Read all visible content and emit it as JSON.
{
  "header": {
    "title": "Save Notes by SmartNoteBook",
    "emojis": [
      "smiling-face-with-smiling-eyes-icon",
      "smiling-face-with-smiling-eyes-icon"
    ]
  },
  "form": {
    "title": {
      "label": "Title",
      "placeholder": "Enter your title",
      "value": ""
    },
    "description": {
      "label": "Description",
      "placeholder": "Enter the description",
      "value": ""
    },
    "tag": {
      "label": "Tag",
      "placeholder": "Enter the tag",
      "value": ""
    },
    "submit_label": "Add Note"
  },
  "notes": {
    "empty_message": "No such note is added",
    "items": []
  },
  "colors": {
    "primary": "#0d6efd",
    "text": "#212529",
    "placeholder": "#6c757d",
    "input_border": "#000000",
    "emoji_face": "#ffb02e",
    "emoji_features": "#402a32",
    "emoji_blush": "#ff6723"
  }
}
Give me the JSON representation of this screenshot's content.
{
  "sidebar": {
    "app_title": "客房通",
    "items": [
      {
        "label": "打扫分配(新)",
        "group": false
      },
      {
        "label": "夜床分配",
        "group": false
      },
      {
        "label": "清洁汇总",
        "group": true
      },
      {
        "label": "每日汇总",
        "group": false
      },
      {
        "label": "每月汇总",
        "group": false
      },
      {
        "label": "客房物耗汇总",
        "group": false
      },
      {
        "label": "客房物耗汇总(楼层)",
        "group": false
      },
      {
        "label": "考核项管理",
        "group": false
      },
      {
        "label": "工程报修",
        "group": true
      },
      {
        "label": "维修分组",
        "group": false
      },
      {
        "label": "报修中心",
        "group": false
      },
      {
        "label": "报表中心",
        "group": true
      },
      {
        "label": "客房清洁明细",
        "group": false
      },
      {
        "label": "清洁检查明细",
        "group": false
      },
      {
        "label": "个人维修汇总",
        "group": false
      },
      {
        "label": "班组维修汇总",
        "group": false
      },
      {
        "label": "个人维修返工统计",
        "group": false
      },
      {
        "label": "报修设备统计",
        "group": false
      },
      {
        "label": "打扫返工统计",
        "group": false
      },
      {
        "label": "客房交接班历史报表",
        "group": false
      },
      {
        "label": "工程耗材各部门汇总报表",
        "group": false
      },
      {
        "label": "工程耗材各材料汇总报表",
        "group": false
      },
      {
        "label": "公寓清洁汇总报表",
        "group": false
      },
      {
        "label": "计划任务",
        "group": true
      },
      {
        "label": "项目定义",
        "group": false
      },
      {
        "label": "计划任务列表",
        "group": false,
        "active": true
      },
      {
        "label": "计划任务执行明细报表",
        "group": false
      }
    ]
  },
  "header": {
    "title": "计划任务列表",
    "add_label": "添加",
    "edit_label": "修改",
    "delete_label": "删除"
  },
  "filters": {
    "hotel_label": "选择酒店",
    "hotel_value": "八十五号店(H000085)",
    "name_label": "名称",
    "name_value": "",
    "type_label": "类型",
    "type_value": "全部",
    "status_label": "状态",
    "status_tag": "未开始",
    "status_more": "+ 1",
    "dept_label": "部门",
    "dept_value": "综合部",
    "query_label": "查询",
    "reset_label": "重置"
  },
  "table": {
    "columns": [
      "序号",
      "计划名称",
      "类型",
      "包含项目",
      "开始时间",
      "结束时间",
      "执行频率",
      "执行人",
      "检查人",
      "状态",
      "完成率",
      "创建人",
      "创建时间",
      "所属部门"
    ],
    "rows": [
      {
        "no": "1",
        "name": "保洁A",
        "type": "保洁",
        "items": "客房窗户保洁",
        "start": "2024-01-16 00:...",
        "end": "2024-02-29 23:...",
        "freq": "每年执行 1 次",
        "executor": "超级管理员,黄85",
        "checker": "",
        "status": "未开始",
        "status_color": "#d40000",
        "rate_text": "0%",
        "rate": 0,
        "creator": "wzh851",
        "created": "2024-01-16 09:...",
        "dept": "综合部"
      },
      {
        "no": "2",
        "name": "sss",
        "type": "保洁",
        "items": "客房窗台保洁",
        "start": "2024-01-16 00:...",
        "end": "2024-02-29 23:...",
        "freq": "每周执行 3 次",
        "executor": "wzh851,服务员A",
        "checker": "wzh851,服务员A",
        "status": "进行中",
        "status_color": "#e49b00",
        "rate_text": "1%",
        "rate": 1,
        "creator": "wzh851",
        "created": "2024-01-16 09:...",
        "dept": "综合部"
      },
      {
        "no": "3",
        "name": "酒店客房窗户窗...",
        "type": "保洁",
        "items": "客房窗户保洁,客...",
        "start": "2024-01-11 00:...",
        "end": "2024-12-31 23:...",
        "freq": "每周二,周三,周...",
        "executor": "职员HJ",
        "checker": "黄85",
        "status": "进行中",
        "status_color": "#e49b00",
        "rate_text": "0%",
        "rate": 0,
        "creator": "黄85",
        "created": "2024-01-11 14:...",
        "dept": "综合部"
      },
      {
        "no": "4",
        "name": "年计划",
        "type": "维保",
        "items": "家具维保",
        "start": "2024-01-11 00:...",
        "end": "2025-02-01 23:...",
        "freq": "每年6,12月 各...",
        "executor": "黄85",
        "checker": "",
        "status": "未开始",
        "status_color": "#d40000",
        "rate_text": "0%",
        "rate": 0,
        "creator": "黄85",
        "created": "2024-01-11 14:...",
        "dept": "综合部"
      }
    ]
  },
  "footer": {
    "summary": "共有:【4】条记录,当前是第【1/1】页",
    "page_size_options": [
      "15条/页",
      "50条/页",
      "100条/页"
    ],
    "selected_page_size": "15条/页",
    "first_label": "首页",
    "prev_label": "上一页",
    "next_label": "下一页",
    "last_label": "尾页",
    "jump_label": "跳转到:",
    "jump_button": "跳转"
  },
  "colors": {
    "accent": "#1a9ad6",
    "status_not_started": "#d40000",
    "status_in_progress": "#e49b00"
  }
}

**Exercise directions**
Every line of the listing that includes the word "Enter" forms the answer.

**Response**
      "placeholder": "Enter your title",
      "placeholder": "Enter the description",
      "placeholder": "Enter the tag",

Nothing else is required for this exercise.